Major irritants in bilateral ties
- Nepali nationalism and Anti-India sentiments: Anti-India Sentiment in Nepal is largely politically motivated as it is wrongly perceived as India’s backing to Monarchy.
- China factor: Nepal’s assent for the ‘One Belt One Region’ (OBOR) initiative of China is viewed by India with suspicion. It has been slowly fallen prey to China’s inroad debt trap policy.
- India’s perception of Nepal: The reality is that India has ignored the changing political narrative in Nepal for far too long.
- Open borders: The issue of open borders has also been a point of debate in Nepal in recent years- Nepalese people argue that India is benefiting more from it than Nepal.
- Madhesis Issue: Madhesis share extensive cross-border ethnic and linguistic links with India.

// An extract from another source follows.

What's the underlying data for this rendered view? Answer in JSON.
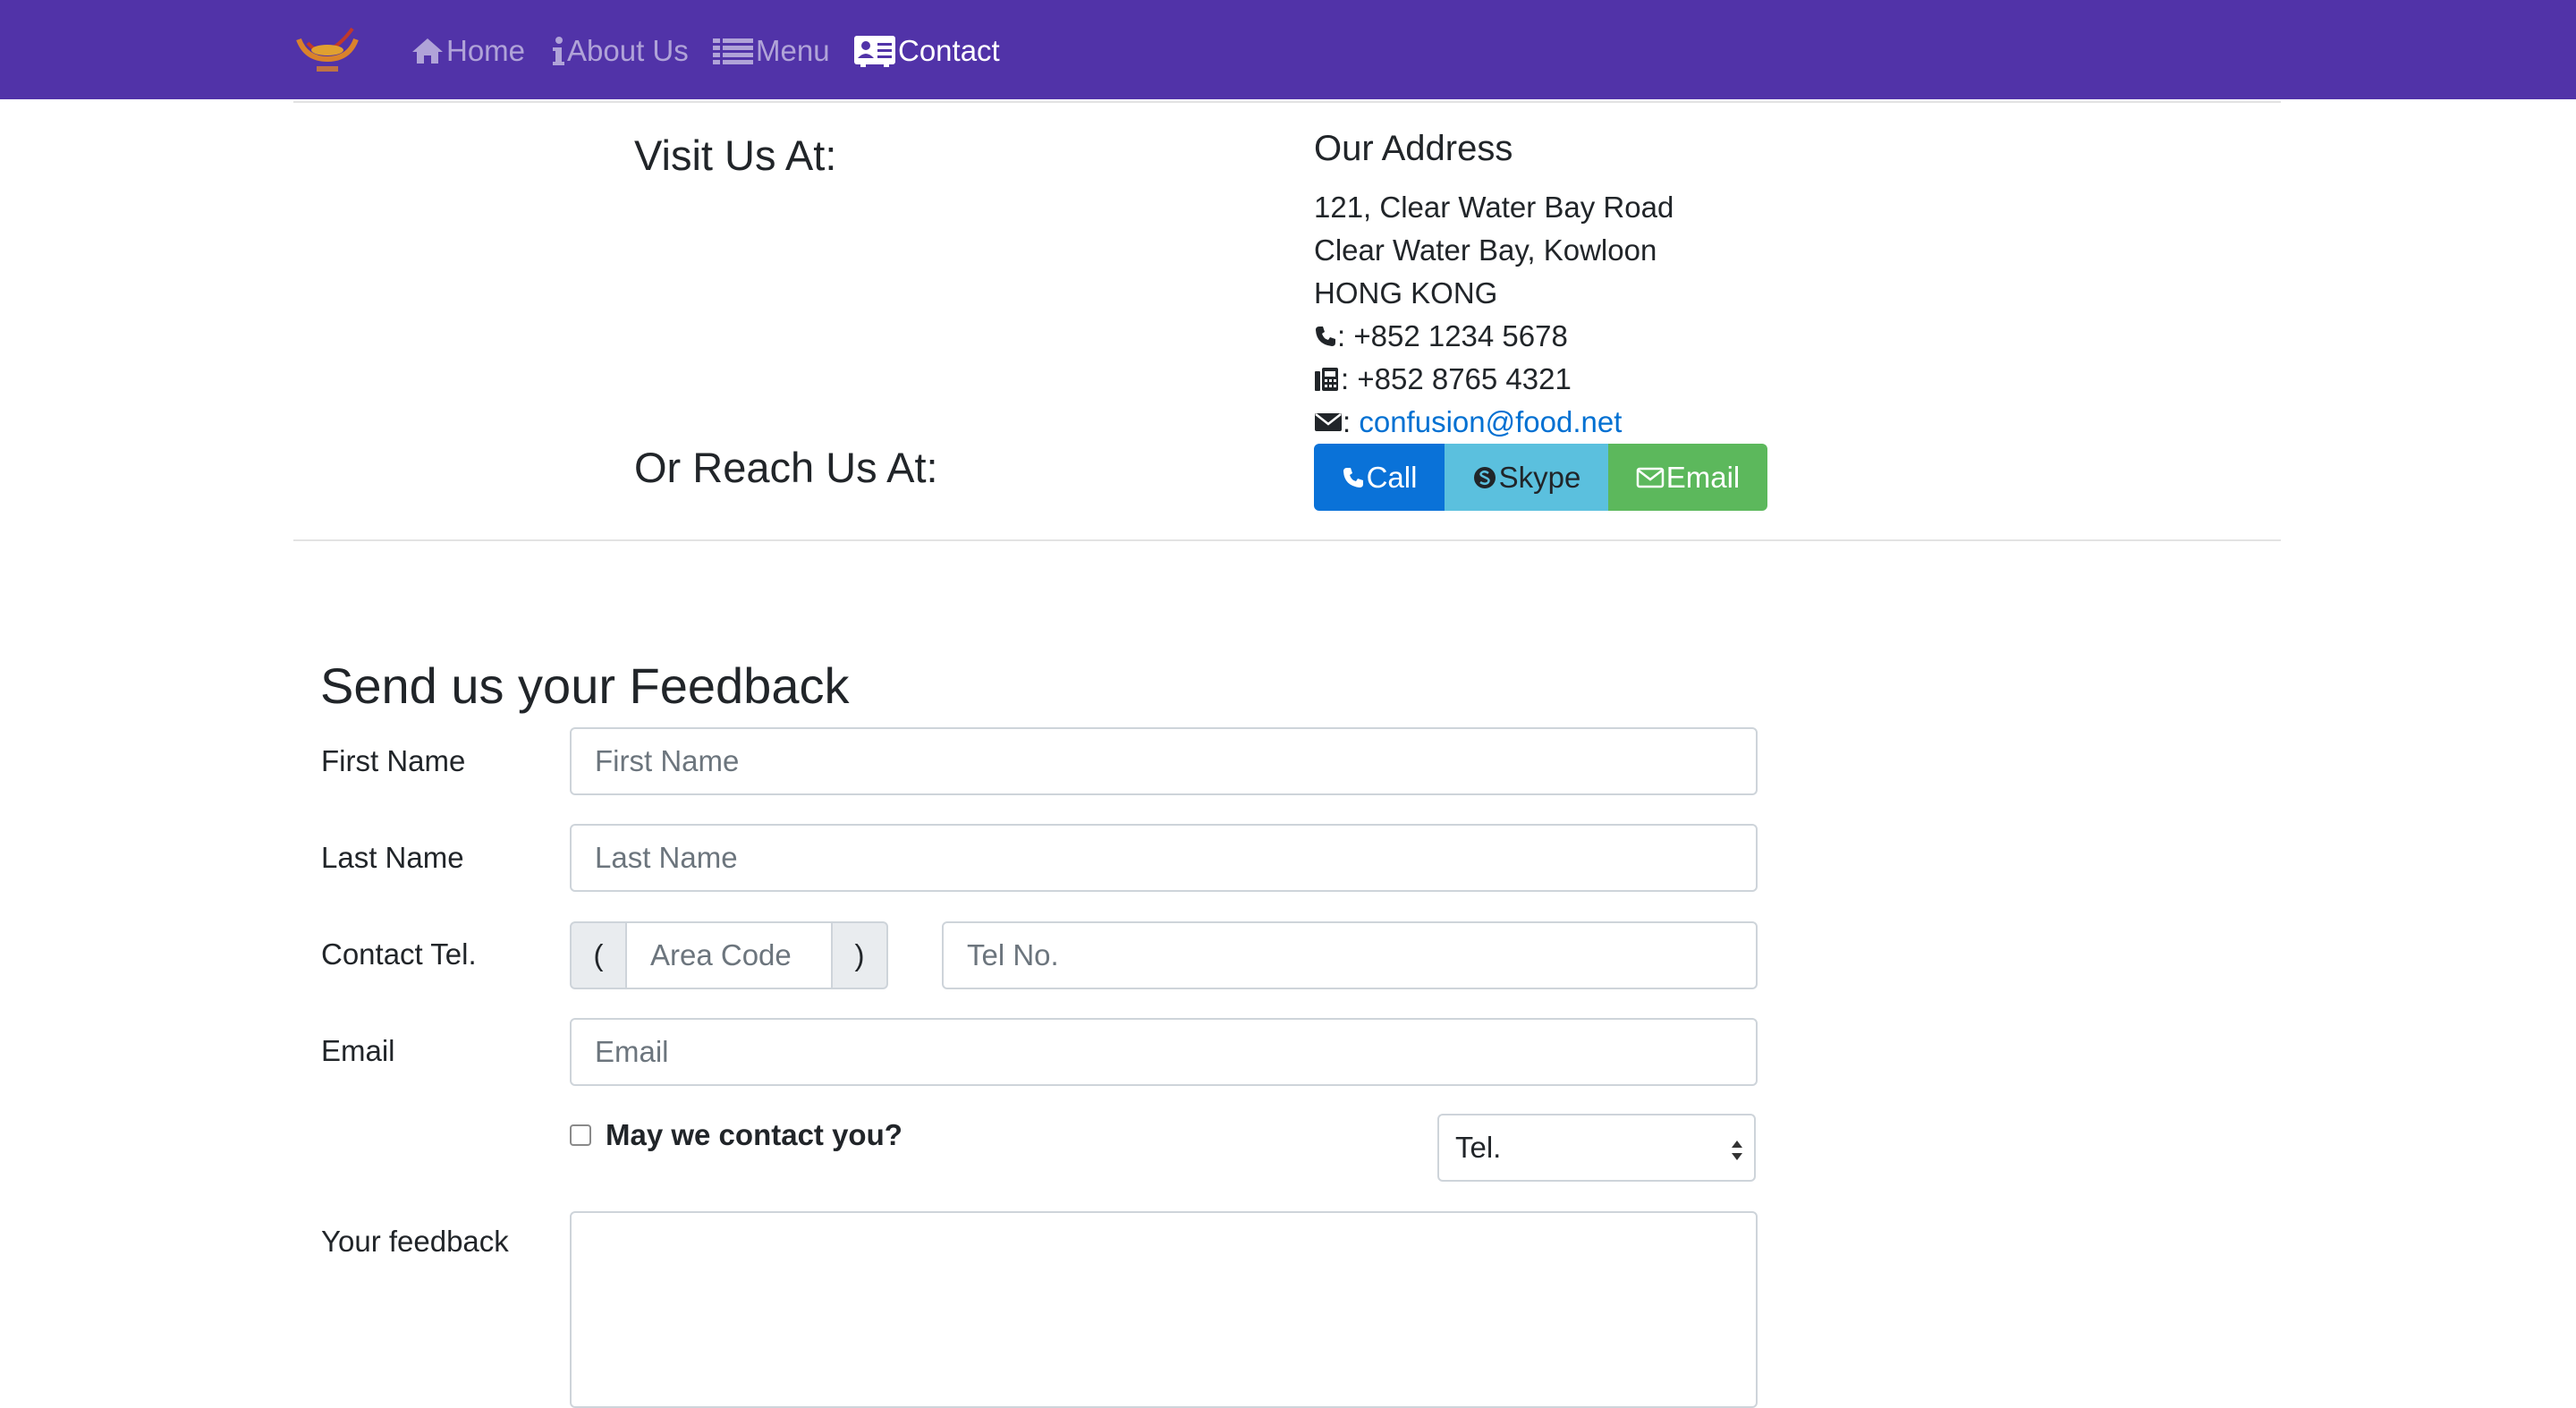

India upset that the final draft of the Constitution did not include the marginalization concerns of the Madhesi and the Tharu.
- Dialogues: In the best spirit of friendship, Nepal and India should restart the water dialogue and come up with policies to safeguard the interests of all those who have been affected on both sides of the border.
- Investments: TheBilateral Investment Promotion and Protection Agreement (BIPPA) signed between India and Nepal needs more attention from Nepal’s side.
- Sensitization: The onus is on India to rethink on a long-term basis how to recalibrate its relationship with Nepal provided Nepal should not ignore its relations with India.
- Strengthening Economic Ties: The power trade agreement needs to be such that India can build trust in Nepal.